President Obama embarked on an effort Thursday to make paid family leave the new norm in America, using a strategy that garnered him some success last year in increasing the minimum wage for certain workers.
Obama signed an order to give up to six weeks of paid leave to all federal employees when a new child arrives and publicly called on Congress to pass a federal law guaranteeing seven days of paid sick leave for all Americans.
He also announced that Department of Labor money would be made available for states and cities that want to study implementing their own such policies.
Then, after a lunchtime meeting with coffee shop owners and working parents in Baltimore, Obama unveiled a pitch to corporate America: Paid family leave is good for companies' bottom lines.
"When they make that investment in their employees, there's a dividend," Obama told reporters at Charmington's cafe. "They end up being more profitable over the long term."
The president's approach to paid leave draws heavily on his experience over the last year with the minimum wage, a proposal he rolled out in the State of the Union address last January by asking Congress to raise workers' base pay to $10.10 an hour from $7.25. His first steps were to sign an executive order raising the wage for people working on federal contracts and to set off on a speaking tour to plug the idea.
Today, Obama has yet to persuade the Republican-led Congress to hike the wage.
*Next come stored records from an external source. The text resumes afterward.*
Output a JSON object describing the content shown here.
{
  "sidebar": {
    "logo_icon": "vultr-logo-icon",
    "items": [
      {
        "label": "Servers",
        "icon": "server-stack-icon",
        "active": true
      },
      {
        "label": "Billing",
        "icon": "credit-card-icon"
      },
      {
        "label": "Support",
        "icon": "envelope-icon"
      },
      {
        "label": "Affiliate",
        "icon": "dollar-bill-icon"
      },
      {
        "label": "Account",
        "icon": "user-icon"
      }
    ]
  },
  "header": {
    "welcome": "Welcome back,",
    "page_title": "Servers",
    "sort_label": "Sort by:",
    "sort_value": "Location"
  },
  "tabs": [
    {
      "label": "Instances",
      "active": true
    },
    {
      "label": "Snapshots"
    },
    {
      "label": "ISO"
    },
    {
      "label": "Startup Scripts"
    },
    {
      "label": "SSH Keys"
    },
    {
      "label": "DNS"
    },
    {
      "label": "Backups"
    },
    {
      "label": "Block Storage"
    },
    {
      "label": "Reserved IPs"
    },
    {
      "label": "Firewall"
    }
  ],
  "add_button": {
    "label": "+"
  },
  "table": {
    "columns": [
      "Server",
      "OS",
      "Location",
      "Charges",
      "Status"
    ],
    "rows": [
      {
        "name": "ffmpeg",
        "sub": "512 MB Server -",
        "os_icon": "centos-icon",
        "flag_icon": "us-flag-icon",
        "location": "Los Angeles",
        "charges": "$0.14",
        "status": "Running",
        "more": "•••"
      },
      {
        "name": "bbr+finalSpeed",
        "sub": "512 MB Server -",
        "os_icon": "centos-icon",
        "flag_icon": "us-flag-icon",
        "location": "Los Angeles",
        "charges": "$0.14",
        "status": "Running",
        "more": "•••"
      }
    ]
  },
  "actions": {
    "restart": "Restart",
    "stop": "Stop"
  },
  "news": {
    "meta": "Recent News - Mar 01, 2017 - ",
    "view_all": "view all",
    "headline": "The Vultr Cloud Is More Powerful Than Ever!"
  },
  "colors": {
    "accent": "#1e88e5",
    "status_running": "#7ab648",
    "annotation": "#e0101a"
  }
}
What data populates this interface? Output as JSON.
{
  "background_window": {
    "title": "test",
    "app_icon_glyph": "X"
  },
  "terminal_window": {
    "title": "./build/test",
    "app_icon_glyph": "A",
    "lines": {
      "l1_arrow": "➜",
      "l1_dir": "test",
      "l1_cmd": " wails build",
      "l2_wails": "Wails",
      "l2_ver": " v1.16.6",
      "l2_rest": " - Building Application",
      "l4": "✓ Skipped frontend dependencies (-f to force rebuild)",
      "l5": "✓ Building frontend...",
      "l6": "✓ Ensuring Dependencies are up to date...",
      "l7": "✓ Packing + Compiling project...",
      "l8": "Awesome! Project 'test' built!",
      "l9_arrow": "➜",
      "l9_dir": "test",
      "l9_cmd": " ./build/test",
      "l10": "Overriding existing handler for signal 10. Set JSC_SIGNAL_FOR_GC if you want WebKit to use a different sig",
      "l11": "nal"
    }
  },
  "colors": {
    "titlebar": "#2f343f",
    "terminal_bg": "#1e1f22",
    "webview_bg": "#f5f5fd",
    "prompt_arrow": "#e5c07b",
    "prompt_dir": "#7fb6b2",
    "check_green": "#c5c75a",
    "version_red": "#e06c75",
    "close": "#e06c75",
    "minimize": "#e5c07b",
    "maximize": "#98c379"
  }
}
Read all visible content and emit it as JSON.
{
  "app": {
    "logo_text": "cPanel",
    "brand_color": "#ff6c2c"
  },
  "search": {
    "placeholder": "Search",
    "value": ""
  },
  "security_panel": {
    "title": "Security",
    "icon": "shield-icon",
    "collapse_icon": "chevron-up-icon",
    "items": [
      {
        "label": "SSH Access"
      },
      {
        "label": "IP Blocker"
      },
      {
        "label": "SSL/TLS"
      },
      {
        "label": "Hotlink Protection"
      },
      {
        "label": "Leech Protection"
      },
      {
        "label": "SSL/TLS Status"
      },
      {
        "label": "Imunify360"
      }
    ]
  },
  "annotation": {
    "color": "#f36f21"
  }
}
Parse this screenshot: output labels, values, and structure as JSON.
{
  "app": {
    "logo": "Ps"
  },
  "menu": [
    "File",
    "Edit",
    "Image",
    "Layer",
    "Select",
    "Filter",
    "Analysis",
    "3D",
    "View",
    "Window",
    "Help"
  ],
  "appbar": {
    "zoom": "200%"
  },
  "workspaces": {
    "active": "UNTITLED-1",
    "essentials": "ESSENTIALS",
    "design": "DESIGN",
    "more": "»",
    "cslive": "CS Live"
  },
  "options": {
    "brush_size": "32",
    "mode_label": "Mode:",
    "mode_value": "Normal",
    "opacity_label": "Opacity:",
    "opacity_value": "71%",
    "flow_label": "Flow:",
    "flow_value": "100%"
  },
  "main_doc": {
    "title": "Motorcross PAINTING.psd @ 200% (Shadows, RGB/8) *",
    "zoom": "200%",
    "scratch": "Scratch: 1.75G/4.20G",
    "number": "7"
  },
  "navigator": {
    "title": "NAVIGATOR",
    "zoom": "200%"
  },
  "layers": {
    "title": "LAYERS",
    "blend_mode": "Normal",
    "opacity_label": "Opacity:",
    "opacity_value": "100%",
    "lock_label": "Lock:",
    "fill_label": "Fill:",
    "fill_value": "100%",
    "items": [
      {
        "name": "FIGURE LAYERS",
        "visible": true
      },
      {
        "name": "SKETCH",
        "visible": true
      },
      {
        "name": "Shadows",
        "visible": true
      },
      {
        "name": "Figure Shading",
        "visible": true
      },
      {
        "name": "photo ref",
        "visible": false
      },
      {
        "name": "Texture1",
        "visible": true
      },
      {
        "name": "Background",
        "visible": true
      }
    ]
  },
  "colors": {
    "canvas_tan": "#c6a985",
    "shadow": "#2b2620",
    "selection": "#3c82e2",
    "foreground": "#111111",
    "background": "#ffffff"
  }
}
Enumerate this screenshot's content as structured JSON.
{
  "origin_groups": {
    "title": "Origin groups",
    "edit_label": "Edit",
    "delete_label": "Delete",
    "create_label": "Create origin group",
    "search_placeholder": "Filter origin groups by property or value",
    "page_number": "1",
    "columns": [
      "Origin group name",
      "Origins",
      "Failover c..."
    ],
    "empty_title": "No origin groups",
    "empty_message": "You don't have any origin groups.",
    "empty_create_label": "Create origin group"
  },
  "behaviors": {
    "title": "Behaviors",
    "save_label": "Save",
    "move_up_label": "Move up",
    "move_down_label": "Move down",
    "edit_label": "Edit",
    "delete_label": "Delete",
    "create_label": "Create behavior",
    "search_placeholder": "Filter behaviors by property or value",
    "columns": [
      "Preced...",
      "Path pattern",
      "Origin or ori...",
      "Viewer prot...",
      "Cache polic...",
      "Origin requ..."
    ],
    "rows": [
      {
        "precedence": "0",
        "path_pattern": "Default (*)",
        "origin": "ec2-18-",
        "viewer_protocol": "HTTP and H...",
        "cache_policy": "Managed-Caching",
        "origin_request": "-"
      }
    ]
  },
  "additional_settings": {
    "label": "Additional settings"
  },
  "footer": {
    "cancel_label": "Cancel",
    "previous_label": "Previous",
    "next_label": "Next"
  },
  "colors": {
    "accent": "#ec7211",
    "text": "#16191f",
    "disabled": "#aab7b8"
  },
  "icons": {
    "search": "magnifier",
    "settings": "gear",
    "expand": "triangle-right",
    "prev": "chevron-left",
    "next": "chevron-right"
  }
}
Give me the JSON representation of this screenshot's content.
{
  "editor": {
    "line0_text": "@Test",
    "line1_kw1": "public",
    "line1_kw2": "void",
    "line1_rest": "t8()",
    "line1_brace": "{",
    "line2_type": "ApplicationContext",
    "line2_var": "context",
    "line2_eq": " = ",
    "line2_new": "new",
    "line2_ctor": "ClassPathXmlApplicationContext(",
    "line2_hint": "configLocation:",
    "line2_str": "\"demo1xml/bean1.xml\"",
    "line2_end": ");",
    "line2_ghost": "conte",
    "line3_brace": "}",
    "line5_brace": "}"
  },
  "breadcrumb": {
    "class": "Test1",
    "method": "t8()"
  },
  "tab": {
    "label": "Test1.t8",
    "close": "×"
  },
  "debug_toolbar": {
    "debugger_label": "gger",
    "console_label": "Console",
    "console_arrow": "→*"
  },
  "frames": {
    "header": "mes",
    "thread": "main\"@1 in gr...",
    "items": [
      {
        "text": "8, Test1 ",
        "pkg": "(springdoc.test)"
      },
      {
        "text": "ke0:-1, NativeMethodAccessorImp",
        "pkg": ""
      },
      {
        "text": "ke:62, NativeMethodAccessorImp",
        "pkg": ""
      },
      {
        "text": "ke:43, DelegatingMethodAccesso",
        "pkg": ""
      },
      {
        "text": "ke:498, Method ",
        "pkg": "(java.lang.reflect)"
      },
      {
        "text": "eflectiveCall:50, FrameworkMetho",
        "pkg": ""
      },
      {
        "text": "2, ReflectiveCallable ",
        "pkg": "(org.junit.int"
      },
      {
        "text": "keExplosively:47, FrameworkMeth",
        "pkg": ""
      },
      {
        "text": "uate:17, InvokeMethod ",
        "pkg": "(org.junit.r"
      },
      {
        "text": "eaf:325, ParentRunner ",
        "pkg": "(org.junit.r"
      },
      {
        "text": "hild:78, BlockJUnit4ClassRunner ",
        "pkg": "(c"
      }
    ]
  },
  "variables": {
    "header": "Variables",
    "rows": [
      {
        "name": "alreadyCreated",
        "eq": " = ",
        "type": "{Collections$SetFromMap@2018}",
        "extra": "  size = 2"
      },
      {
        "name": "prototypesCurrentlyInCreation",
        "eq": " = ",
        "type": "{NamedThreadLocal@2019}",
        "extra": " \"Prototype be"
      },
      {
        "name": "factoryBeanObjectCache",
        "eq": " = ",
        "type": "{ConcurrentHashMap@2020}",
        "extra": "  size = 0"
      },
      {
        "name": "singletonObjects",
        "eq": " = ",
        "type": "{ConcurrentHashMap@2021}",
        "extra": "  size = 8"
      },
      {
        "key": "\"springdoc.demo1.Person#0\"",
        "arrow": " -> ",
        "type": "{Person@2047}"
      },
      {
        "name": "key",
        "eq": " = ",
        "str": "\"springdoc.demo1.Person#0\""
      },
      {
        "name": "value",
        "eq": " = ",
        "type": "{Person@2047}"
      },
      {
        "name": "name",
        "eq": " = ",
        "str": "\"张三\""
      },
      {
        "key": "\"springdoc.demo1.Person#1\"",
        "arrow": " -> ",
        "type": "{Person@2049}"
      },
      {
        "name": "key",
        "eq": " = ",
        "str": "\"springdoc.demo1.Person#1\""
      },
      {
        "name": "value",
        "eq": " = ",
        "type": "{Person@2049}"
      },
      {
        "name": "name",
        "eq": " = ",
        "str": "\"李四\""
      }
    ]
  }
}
But the idea has picked up currency: 17 states and the District of Columbia have raised the requirement to increase the pay of an estimated 7 million workers.
One Obama aide called the momentum "heartening," and the president's team is embracing the strategy as one of the best tools at his disposal as advisors prepare to reuse it for paid leave.
Still, the newest sales pitch faces the same challenges as the one for minimum wage. Republicans scoff at the idea of imposing more costly requirements, especially on small businesses.
Americans already have "great freedom" when it comes to work, said Sen. Lamar Alexander (R-Tenn.), noting that workers have latitude to choose a career and negotiate for the benefits that matter most to them. American businesses operate with far fewer restrictions than the rest of the world, he said.
"One more government mandate, however well-intentioned, will only reduce those freedoms, making it harder for employees to find jobs, negotiate for the things they need and open and run businesses," he said.
House Republicans are offering an alternative that would relax labor laws that require businesses to give premium pay for overtime work, rather than, say, compensatory time off. Backers of the bill said working parents would like the flexibility to take time off instead of money.
But the White House is trying to convince a much bigger audience than just Republicans in Congress. Obama's economic team argues that family-friendly policies are good for business because they cut worker turnover, encourage higher productivity and boost investors' perceptions of the value of a firm.
The White House cites several studies to support its argument, including one analysis of more than 700 firms that found that companies with work-life balance policies saw higher productivity from employees.
A survey of employers in New York found that flexible leave policies helped businesses' bottom lines by reducing worker turnover, according to Betsey Stevenson, an economic advisor to the president. Family-friendly policies have even been shown to boost corporate profits, she said.
One reason for the boost might be that if workers know they can schedule paid leave to care for themselves or for family, it reduces distraction while they are on the job, said Mary Eschelbach Hansen, an economist at American University.
Studies of the unpaid leave provided by the Family and Medical Leave Act of 1993 show that when employees take time off to care for a sick family member, it speeds the relative's recovery time, she said.
"These types of benefits could pay for themselves through increased productivity and lower wages," Hansen said. "The focus of the White House announcements today is clearly on the benefits to firms through increased productivity."
Cities with paid sick leave, including San Francisco, saw no negative economic effect of adopting such a law, she said. Compared with nearby cities that did not have paid leave, she said, employment in a number of businesses in San Francisco went up after the law's implementation.
Obama is asking Congress and state and local officials to approve legislation allowing millions of working Americans to earn up to seven days of paid sick time per year.
He is asking for $2 billion in new funds to encourage states to develop paid family and medical leave programs. By his authority, the Department of Labor will begin to use $1 million in existing funds to help states and municipalities run studies with an eye to setting up their own paid family leave policies.
He directed federal agencies to advance up to six weeks of paid leave for parents with a new child, drawing on their future accrual of sick time. Obama also is asking Congress to pass legislation giving federal employees an additional six weeks of paid parental leave, presumably to be used instead of future sick time.
For his kickoff announcement, Obama chose Charmington's, a sunny cafe filled with the scent of fair-trade coffee. Charmington's gives its employees paid leave when they're sick, according to one of the co-owners, and the business runs better for it.
No one wants to come to a restaurant with sick employees, said the co-owner, Adrienne Kinsey.
"We can provide a better cafe and a better work environment if people can take off when they're sick," Kinsey said. "It's better for employees and customers too."